Nowadays, I know that my mother definitely loathes the idea of me wearing anything that would make me look like a scary muslim (“foreigner”), and I am sure that my subconscious is terrified that her reaction will be the ultimate and final severance of our relationship.

Well, recently I tried an experiment; I wore hijab out in public, in West Chester,Ohio, for the first time since returning to the USA. My parents had left the day before for their winter lodging in Florida(6 months), so I figured it was safe to “come out of my shell”. I went to congregational Friday prayer at the mosque, then took my kids to Chick-Fil-A to eat and let them run around in the play area. I was pretty freaked out/cautious about how people would respond to me (after all Cincinnati is an extremely racist area! I know because of first-hand experience with family members). I was worried that something hateful would happen towards me (or especially towards my kids) wearing the hijab, but it also made me notice a few things.
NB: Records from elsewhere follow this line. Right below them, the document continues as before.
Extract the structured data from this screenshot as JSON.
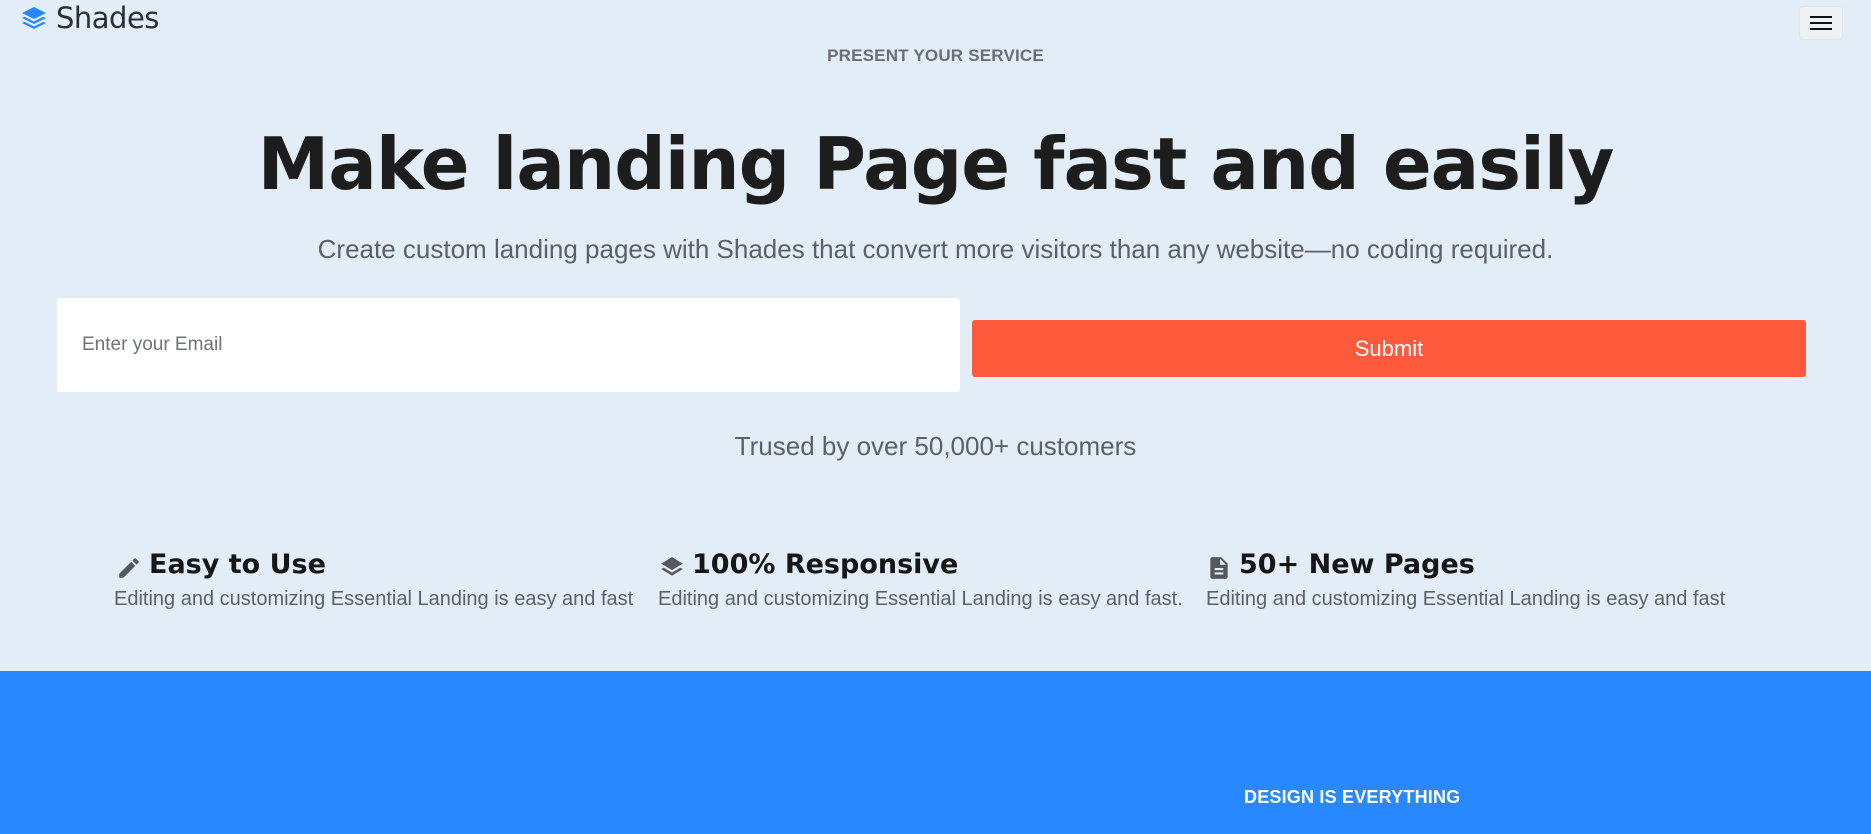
{
  "brand": {
    "name": "Shades",
    "logo_icon": "layers-icon",
    "accent": "#2788ff"
  },
  "nav": {
    "menu_icon": "hamburger-icon"
  },
  "hero": {
    "eyebrow": "PRESENT YOUR SERVICE",
    "title": "Make landing Page fast and easily",
    "subtitle": "Create custom landing pages with Shades that convert more visitors than any website—no coding required."
  },
  "signup": {
    "email_placeholder": "Enter your Email",
    "email_value": "",
    "submit_label": "Submit",
    "submit_color": "#ff5a3c"
  },
  "trusted": "Trused by over 50,000+ customers",
  "features": [
    {
      "icon": "pencil-icon",
      "title": "Easy to Use",
      "description": "Editing and customizing Essential Landing is easy and fast"
    },
    {
      "icon": "layers-icon",
      "title": "100% Responsive",
      "description": "Editing and customizing Essential Landing is easy and fast."
    },
    {
      "icon": "document-icon",
      "title": "50+ New Pages",
      "description": "Editing and customizing Essential Landing is easy and fast"
    }
  ],
  "next_section": {
    "eyebrow": "DESIGN IS EVERYTHING",
    "background": "#2788ff"
  },
  "colors": {
    "page_background": "#e3edf8",
    "text_dark": "#1d1d1d",
    "text_muted": "#5c6167"
  }
}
The main thing I noticed that I did not expect is that I was really hyper-vigilant about my behavior, much more so than I am in “plainclothes” so to speak. It’s like I felt like the reputation of the entire muslim community worldwide was resting on my shoulders wearing hijab in America! …As if I made one mistake, and it would reflect negatively on the whole community…. So I was careful not to scream at my children (yes hate to admit that I do this, but I am a screamer..); didn’t let myself use any cuss words ( I also cuss badly at times); I was sure to be smiling and friendly to everyone around me, even though I was feeling fearful more than anything; and I stopped myself from angrily honking and flipping off another driver who was driving dangerously in front of me on the way home!
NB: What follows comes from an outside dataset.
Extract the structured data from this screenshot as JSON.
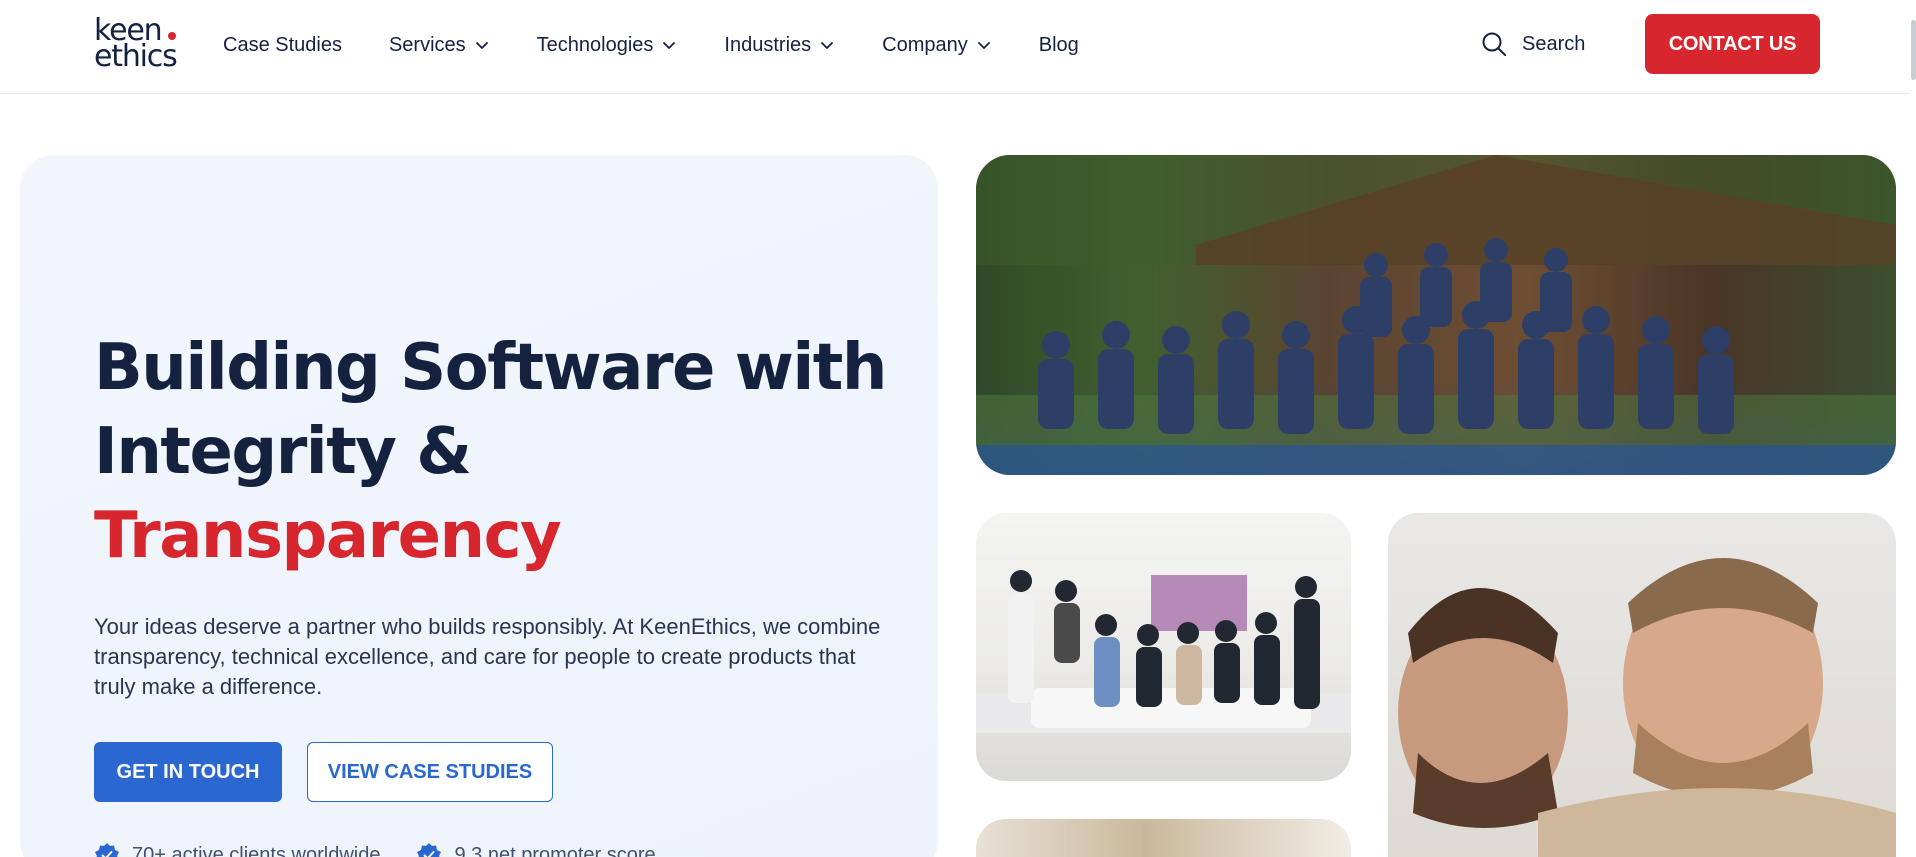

I guess to sum it up, as terribly afraid I am to wear the hijab in America, I have to say that wearing it makes me over 100% more “present”. I am awakened in a way that nothing else can elicit; I become deeply aware of every action I am making while I wear the hijab, whether I like it or not!

6 comments:
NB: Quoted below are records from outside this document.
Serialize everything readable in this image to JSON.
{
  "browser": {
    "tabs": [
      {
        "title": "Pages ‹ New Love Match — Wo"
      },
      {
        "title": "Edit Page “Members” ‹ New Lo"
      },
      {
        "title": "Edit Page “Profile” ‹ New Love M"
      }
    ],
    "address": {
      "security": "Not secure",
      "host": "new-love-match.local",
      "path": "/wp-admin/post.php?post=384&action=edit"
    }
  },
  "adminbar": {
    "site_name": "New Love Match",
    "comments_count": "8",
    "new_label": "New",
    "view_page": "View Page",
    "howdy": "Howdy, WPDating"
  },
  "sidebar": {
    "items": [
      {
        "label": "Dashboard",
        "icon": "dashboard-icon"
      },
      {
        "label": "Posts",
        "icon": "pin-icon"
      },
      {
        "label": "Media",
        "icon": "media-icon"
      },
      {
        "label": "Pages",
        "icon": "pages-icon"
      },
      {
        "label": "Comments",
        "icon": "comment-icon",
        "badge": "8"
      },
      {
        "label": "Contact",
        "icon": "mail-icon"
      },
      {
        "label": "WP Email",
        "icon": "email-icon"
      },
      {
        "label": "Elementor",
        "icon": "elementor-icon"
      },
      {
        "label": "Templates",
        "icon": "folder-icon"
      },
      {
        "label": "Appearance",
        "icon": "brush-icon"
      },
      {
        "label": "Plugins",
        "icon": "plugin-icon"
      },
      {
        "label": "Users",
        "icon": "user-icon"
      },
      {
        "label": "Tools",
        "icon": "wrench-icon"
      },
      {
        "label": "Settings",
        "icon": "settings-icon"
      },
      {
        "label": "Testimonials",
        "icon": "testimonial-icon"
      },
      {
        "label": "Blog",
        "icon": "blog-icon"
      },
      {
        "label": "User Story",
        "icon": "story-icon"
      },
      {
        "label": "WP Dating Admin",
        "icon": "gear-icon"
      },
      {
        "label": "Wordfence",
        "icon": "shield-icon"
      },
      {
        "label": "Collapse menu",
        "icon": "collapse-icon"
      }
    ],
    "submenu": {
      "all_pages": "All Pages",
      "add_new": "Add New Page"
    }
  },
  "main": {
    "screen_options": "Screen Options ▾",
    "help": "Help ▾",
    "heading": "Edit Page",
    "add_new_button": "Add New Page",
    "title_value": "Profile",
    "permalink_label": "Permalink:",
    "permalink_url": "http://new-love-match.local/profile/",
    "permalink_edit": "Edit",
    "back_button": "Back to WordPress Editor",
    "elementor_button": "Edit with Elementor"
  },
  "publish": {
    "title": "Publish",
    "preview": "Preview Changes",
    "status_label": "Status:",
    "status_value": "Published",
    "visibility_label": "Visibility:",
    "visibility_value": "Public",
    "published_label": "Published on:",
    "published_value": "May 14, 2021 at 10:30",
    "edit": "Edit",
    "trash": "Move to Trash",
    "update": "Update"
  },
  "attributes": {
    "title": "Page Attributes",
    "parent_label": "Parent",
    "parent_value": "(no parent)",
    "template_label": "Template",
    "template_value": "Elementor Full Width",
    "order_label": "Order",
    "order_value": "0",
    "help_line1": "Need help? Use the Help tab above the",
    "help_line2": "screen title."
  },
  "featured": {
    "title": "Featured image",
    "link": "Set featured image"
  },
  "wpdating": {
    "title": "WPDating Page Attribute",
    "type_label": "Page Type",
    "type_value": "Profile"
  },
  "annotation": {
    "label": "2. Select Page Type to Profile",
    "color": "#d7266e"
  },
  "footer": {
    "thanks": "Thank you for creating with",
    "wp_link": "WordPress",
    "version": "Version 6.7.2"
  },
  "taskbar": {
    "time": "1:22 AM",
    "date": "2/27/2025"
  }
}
dragonfly183 said...

Thats a really interesting observation. But i'm kinmdof confused. Do you think of that as a good thing or a bad thing.

I scream at my kids too. i don't enjoy doing it, but i swear sometimes they don't actually start listening until i raise my voice.

Rockin' Hejabi said...

It's a good thing dragonfly.

I think wearing the hijab is a good thing, but certainly not an essential thing to be a spriritually centered person.

After all, the Quran states there shall be no compulsion in religion....and it says to COVER YOUR BOSOMS (with your headcovering).... ie the point being not to flail your breasts at just anyone, that modesty is essential when in the public's eye!

Yes, I have to be better about the screaming etc. Inshallah more zhikr (meditation) can cure even the worst screaming fits!

Beach Bum said...

A few decades ago I remember some in my family talking trash about Catholics and how the pope could end up running the country. They were some form of Bapist at the time. Now my uncle's best friend is a big honcho at his local parish.
As time goes on and people realize Muslims just want to raise their kids in peace like everyone else my best guess is that everyone should get use to it.
Ignorance is the greatest enemy of Humanity but we seem to have a love of wallowing in it.
As for screaming at the kids, yes I do it as well and dragonfly is right in that they don't listen until voices are raised or butts get popped at times.

Rockin' Hejabi said...

Well, I've realized that screaming at them is more of a way to vent my frustration with them and/or the situation...I definitley can be better about how I redirect them, and am finding other ways to vent my frustrations...Daily meditation, possibly the hijab, and definitley the new aerobics and weight lifting routine at the Y I've started are all helping tremendously!

That Deborah Girl said...

Actually, I think it's good for the locals to see you doing normal mom things like yelling at your kids or eating a sandwich.

Having perfect behavior only reinforces the weird notion that you are a drone without a choice, not a strong woman who has chosen her way of life.

No matter what you do, white people will always look at you funny, that's just their way.

Rockin' Hejabi said...

LOL I'm White! ...but yes, I know what you mean!